Assuming Fux's counterpoint was written in 1752, why are there some references to the modal system and none to tonality? I mean... 1752 is way beyond the end of modality! Composers already had the notion of tonality in 1700: or am I wrong? If not, why did Fux didn't reference tonality but just write about the modal system?
First, Gradus ad Parnassum was completed in 1725 (not 1752), so it's a bit earlier than you think, although still in the time frame when tonality was becoming common.
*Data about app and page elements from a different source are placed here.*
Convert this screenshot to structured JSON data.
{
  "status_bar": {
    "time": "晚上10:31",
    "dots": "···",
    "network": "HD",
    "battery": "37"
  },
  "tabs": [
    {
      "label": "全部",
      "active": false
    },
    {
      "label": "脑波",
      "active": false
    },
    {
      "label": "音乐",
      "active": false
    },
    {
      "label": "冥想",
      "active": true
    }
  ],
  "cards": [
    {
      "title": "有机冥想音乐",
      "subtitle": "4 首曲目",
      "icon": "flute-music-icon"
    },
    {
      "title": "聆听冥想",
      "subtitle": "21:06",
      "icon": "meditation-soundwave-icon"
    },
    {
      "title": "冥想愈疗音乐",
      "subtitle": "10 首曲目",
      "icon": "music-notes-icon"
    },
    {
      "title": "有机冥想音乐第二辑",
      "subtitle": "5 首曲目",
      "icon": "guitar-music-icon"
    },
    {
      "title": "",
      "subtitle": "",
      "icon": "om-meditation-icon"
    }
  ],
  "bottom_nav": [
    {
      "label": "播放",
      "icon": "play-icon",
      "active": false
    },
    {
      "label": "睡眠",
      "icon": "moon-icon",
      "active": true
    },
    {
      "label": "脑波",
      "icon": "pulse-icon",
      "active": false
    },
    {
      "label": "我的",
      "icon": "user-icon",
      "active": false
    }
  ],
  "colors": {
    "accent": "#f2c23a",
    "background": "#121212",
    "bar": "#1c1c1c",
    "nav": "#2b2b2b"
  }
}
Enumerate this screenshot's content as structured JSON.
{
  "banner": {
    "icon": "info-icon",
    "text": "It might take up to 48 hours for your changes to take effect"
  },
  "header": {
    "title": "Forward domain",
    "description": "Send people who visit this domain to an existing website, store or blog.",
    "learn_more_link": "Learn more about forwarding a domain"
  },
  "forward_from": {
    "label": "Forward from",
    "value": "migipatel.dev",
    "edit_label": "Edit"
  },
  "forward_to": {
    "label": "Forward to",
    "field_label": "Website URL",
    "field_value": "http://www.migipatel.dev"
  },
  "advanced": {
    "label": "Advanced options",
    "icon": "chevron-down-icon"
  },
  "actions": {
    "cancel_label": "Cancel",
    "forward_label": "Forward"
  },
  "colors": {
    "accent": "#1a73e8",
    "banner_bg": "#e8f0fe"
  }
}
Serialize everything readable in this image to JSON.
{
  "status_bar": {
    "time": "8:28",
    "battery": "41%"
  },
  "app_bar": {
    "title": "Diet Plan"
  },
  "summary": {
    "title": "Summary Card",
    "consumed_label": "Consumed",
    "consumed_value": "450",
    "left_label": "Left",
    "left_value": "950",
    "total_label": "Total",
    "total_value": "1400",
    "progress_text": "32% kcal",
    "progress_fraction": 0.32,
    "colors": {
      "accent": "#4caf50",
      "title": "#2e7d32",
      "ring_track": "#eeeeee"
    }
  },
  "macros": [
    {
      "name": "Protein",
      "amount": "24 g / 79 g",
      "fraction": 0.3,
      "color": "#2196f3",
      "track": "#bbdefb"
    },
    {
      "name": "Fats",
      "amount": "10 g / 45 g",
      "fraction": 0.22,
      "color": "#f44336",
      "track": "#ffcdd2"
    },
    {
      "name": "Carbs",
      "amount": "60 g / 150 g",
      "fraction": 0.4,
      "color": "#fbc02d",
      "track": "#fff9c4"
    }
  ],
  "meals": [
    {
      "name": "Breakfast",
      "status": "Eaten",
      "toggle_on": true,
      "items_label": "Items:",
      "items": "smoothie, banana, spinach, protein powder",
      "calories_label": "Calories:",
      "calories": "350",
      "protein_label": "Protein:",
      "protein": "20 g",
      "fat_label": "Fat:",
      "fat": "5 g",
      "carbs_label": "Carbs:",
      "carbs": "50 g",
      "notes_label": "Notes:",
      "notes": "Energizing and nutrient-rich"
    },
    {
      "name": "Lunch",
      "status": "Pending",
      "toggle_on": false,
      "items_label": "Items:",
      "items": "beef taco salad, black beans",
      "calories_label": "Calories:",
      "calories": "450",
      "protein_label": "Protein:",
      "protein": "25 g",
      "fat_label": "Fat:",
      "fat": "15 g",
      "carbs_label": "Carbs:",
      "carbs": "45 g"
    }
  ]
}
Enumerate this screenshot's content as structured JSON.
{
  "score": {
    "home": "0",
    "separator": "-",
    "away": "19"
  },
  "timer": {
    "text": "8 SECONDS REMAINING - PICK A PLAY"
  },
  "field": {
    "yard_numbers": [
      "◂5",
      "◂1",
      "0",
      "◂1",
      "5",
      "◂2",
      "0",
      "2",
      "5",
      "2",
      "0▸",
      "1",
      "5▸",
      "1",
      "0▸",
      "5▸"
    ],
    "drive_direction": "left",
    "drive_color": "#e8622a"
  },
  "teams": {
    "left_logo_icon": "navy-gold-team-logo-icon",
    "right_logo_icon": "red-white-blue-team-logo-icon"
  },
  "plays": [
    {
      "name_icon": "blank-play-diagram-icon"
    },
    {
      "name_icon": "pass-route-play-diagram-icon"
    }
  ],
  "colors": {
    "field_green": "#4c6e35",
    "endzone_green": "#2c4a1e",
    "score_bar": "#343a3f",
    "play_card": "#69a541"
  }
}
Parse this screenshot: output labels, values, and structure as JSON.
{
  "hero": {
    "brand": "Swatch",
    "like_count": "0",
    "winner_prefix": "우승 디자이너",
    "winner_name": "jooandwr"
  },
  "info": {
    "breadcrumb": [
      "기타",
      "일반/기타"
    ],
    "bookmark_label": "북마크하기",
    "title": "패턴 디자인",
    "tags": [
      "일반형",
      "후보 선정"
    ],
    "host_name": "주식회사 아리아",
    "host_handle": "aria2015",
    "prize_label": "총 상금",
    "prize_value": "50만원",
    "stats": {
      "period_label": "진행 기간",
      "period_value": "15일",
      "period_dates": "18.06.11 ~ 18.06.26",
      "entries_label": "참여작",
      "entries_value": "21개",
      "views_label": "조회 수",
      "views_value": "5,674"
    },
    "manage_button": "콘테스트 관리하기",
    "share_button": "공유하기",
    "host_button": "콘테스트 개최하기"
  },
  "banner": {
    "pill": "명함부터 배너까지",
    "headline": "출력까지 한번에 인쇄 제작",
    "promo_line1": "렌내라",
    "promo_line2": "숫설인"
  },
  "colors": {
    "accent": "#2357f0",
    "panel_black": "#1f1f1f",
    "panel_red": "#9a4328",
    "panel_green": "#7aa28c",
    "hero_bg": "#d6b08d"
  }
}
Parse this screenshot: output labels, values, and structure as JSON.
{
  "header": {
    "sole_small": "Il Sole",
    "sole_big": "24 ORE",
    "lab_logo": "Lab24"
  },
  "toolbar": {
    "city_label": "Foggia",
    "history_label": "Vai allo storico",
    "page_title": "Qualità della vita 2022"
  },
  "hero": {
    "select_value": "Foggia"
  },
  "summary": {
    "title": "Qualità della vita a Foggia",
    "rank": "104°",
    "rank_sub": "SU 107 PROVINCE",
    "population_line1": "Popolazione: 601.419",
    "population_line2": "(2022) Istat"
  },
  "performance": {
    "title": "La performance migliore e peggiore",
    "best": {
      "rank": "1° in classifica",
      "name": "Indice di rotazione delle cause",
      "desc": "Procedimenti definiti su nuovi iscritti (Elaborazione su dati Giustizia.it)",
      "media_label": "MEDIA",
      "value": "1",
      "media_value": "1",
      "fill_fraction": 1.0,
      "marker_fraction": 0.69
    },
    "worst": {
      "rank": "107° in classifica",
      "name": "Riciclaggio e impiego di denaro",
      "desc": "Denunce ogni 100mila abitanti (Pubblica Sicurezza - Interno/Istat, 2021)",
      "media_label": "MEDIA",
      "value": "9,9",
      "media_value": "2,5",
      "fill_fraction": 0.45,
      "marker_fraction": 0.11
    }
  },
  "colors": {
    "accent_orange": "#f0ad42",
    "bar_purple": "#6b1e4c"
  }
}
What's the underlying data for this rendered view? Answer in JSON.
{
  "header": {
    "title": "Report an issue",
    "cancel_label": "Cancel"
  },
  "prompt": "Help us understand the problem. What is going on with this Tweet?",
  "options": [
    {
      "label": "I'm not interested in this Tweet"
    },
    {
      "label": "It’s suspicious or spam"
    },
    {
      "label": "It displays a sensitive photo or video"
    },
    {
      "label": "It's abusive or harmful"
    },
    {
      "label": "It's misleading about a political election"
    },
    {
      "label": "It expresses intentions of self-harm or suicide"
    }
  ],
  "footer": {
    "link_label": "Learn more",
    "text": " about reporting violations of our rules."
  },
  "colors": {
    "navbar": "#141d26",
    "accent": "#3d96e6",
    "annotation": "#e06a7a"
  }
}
Second, Fux was intentionally looking back to earlier styles of music, explicitly the music of Palestrina (who died 1594), and was, in a sense, taking a historical view even when it first published. In his introduction he even indicates that Aloysious, the teacher in the dialog, is his surrogate for Palestrina.